The potential for engagement fatigue, in which involvement in a project has a negative impact on the stakeholder, is another reason to consider a more dynamic approach to engagement. However, this is a multifaceted issue, as research has shown particular types of engagement, such as when stakeholders are consulted but not actively involved in decision-making, are more likely to result in fatigue.

What has your experience been in engaging stakeholders? Have you developed any effective ways to identify and differentiate the various stakeholders relevant to your project?

Arnstein, S. R. (1969). A Ladder of Citizen Participation. Journal of the American Institute of Planners, 35, 4: 216-224.

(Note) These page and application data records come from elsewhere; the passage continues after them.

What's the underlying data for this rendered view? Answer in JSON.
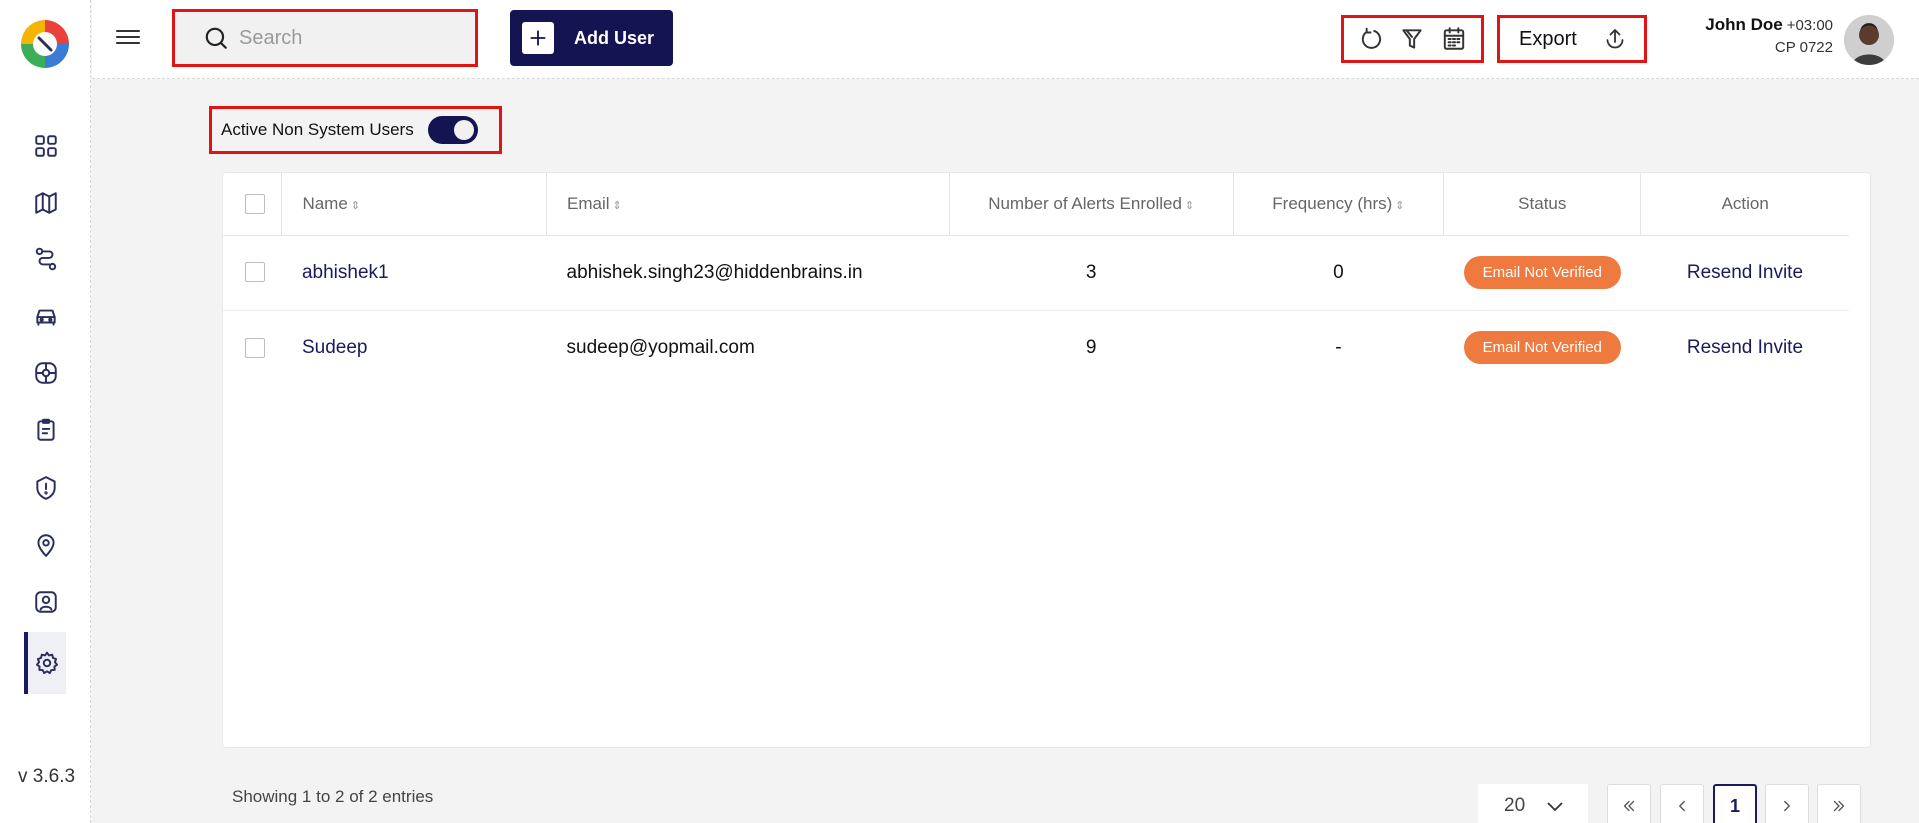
{
  "sidebar": {
    "version": "v 3.6.3",
    "items": [
      {
        "icon": "dashboard-icon"
      },
      {
        "icon": "map-icon"
      },
      {
        "icon": "route-icon"
      },
      {
        "icon": "car-icon"
      },
      {
        "icon": "tire-icon"
      },
      {
        "icon": "clipboard-icon"
      },
      {
        "icon": "alert-shield-icon"
      },
      {
        "icon": "location-pin-icon"
      },
      {
        "icon": "user-profile-icon"
      },
      {
        "icon": "gear-icon",
        "active": true
      }
    ]
  },
  "header": {
    "search_placeholder": "Search",
    "add_user_label": "Add User",
    "export_label": "Export",
    "user": {
      "name": "John Doe",
      "timezone": "+03:00",
      "code": "CP 0722"
    }
  },
  "filter": {
    "toggle_label": "Active Non System Users",
    "toggle_on": true
  },
  "table": {
    "columns": [
      "Name",
      "Email",
      "Number of Alerts Enrolled",
      "Frequency (hrs)",
      "Status",
      "Action"
    ],
    "rows": [
      {
        "name": "abhishek1",
        "email": "abhishek.singh23@hiddenbrains.in",
        "alerts": "3",
        "frequency": "0",
        "status": "Email Not Verified",
        "action": "Resend Invite"
      },
      {
        "name": "Sudeep",
        "email": "sudeep@yopmail.com",
        "alerts": "9",
        "frequency": "-",
        "status": "Email Not Verified",
        "action": "Resend Invite"
      }
    ]
  },
  "footer": {
    "showing": "Showing 1 to 2 of 2 entries",
    "page_size": "20",
    "current_page": "1"
  },
  "colors": {
    "primary": "#141452",
    "status_badge": "#ef7a3f",
    "highlight": "#e11414"
  }
}
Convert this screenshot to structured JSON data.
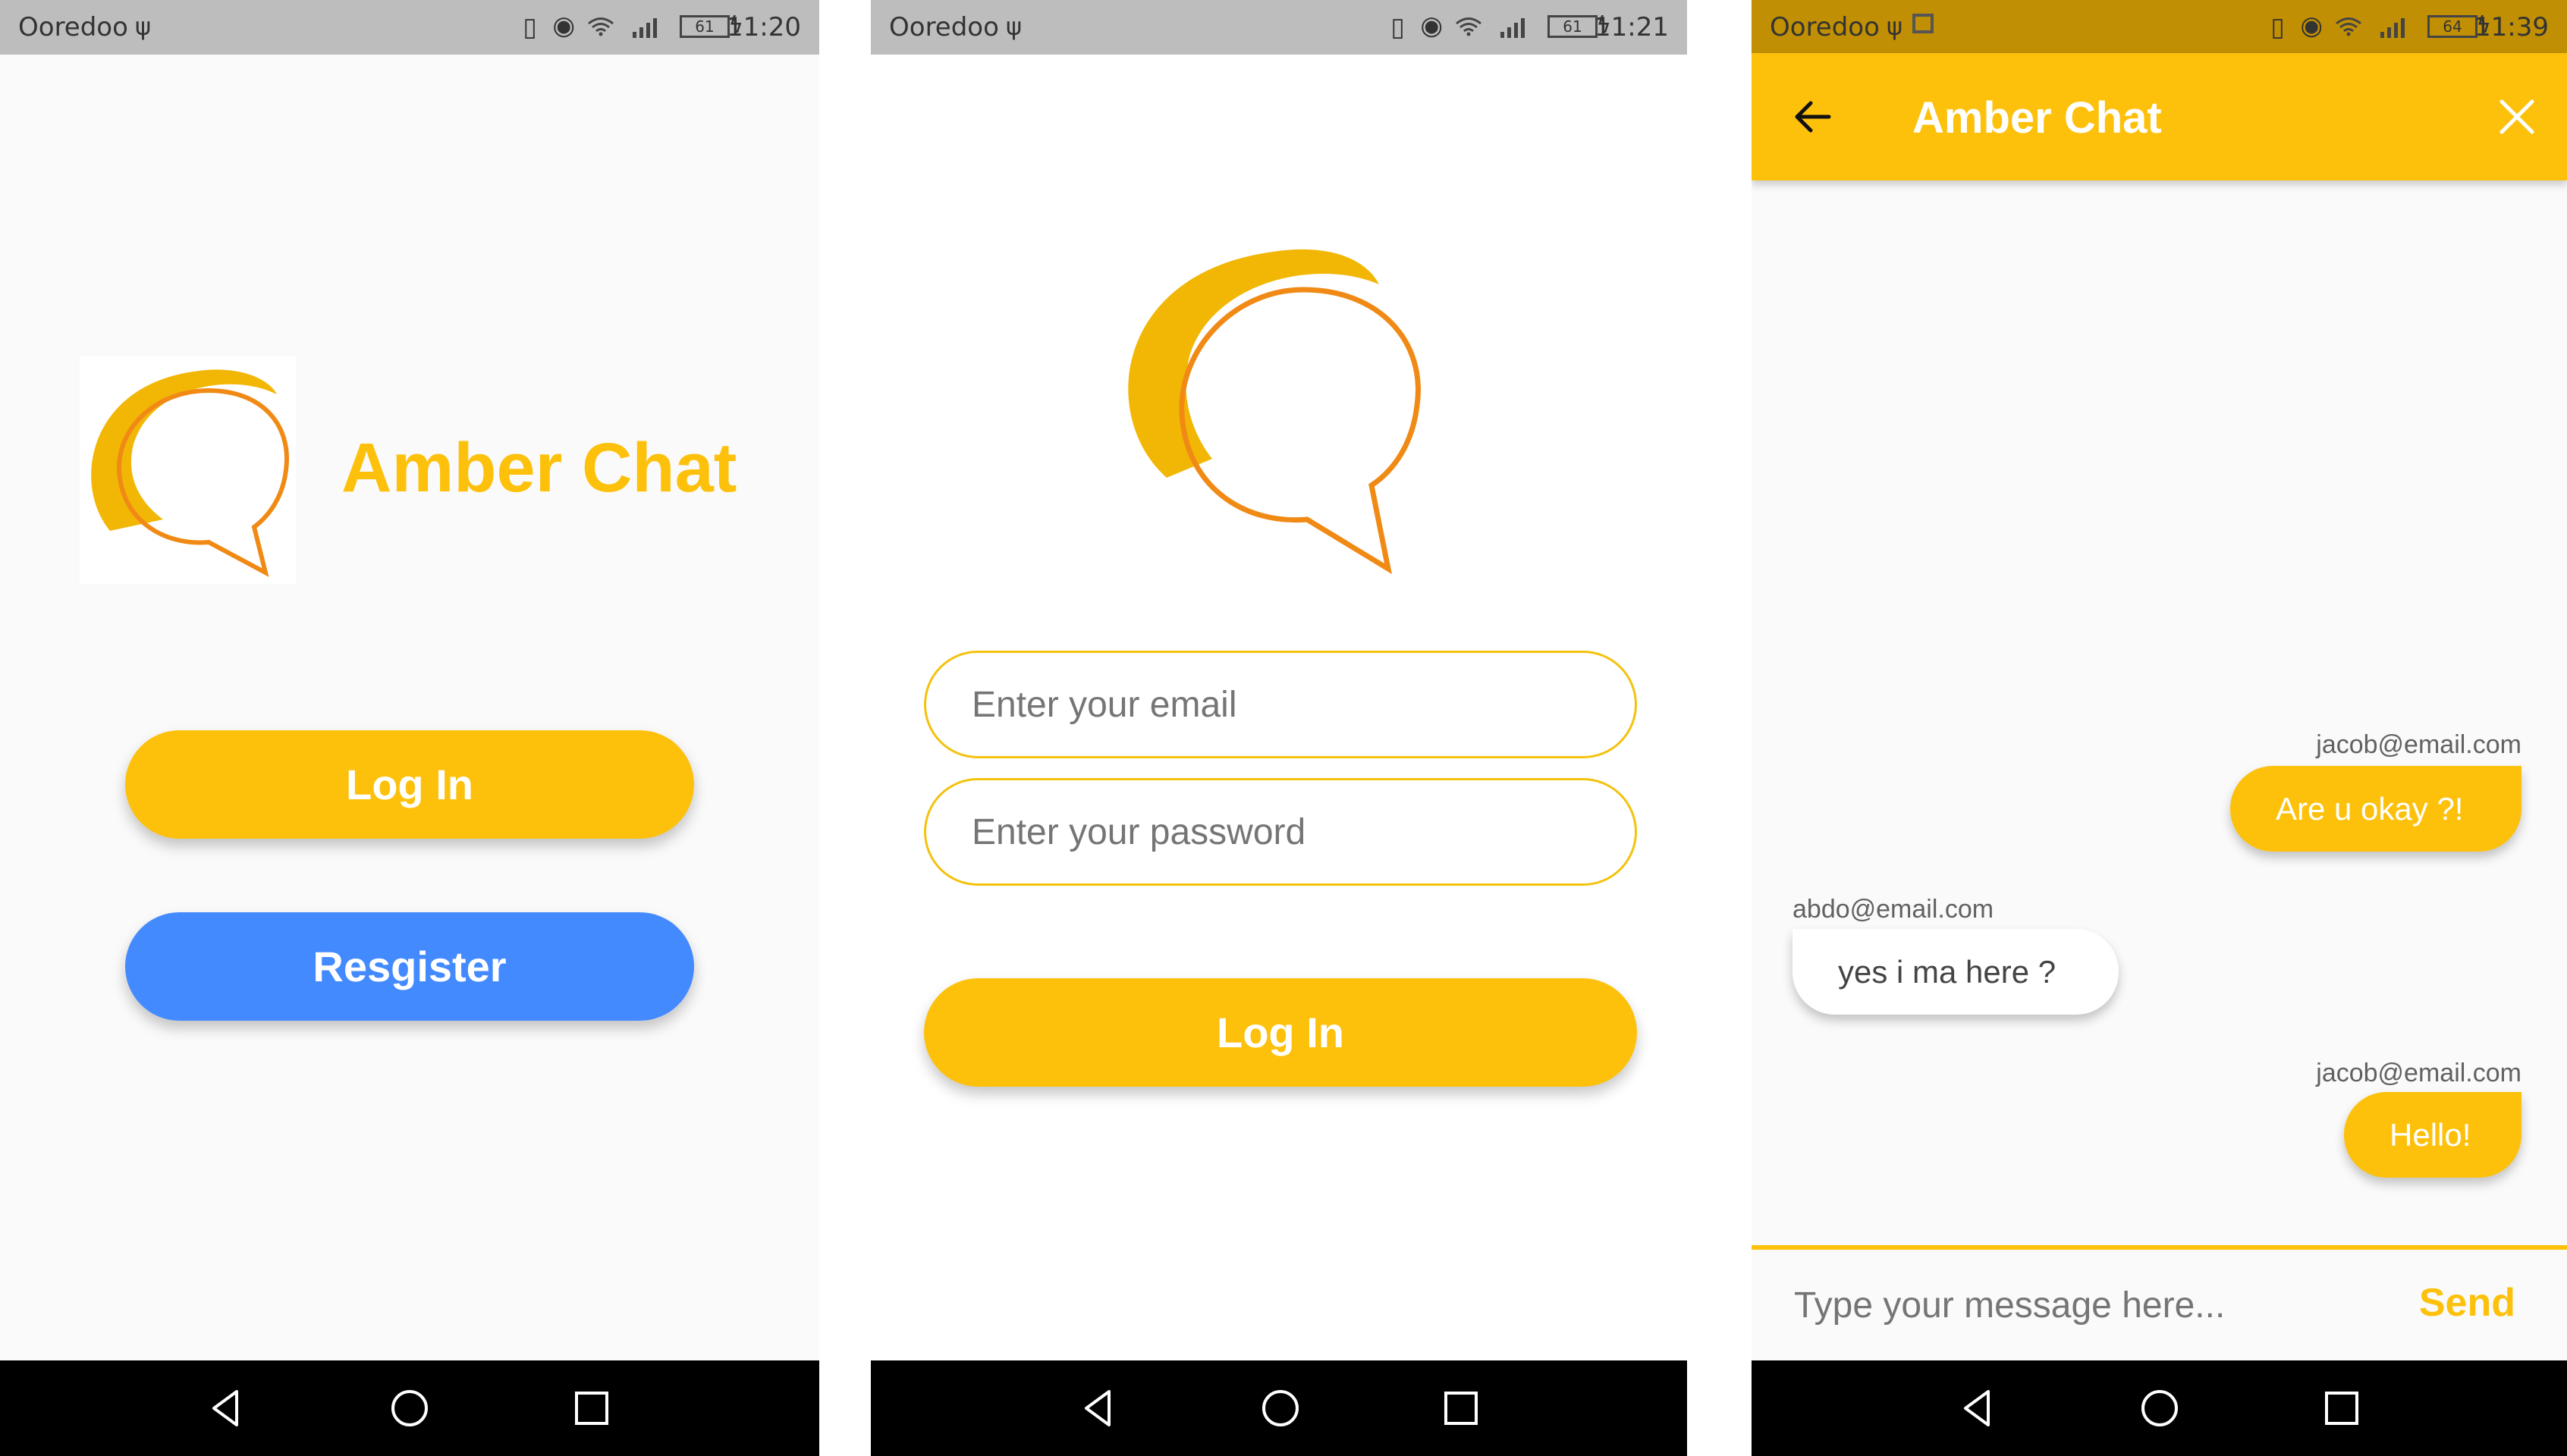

To find out more:
Sterling, E. J., Betley, E., Sigouin, A., Gomez, A., Toomey, A., Cullman, G., Malone, C.,
Pekor, A., Arengo, F., Blair, M., Filardi, C., Landrigan, K. and Porzecanski, A. L. (2017).
Assessing the evidence for stakeholder engagement in biodiversity conservation.
Biological Conservation, 209: 159-71. Online (DOI): 10.1016/j.biocon.2017.02.008

Biography: Eleanor Sterling PhD is Chief Conservation Scientist at the Center for Biodiversity and Conservation at the American Museum of Natural History. Building on her interdisciplinary training and experience, she bridges biological and socio-cultural perspectives and integrates them into management strategies for integrated ecological and human systems. She has over 30 years of field research and community outreach experience in both terrestrial and marine systems around the globe and is considered a world authority on the aye-aye (Daubentonia madagascarensis), a nocturnal lemur found only in Madagascar. She focuses her current work on the intersection between biodiversity, culture, and languages and explores the factors influencing resilience from a biocultural approach. She is a member of the Participatory Modeling Pursuit which is part of the theme Building Resources for Complex, Action-Oriented Team Science funded by the National Socio-Environmental Synthesis Center (SESYNC).

What’s in a name? The role of storytelling in participatory modeling

Community member post by Alison Singer

Alison Singer (biography)

That which we call a rose,
by any other name would smell as sweet.

That Shakespeare guy really knew what he was talking about. A rose is what it is, no matter what we call it. A word is simply a cultural agreement about what we call something. And because language is a common thread that binds cultures together, participatory modeling – as a pursuit that strives to incorporate knowledge and perspectives from diverse stakeholders – is prime for integrating stories into its practice.

To an extent, that’s what every modeling activity does, whether it’s through translating an individual’s story into a fuzzy cognitive map, or into an agent-based model. But I would argue that the drive to quantify everything can sometimes make us lose the richness that a story can provide. Continue reading

Values, confidence, and time: What researchers should consider when engaging with civil society organisations

Community member post by William L. Allen

William L. Allen (biography)

When researchers want to engage or work with groups outside universities—especially civil society organisations—what should they consider as part of this process?

Civil society comprises organisations—large and small—that are outside of the public and private sectors. These include non-governmental organisations, charities, or voluntary groups.

Three lessons emerged from asking civil society organisations what they would tell academics who want to work with them: Continue reading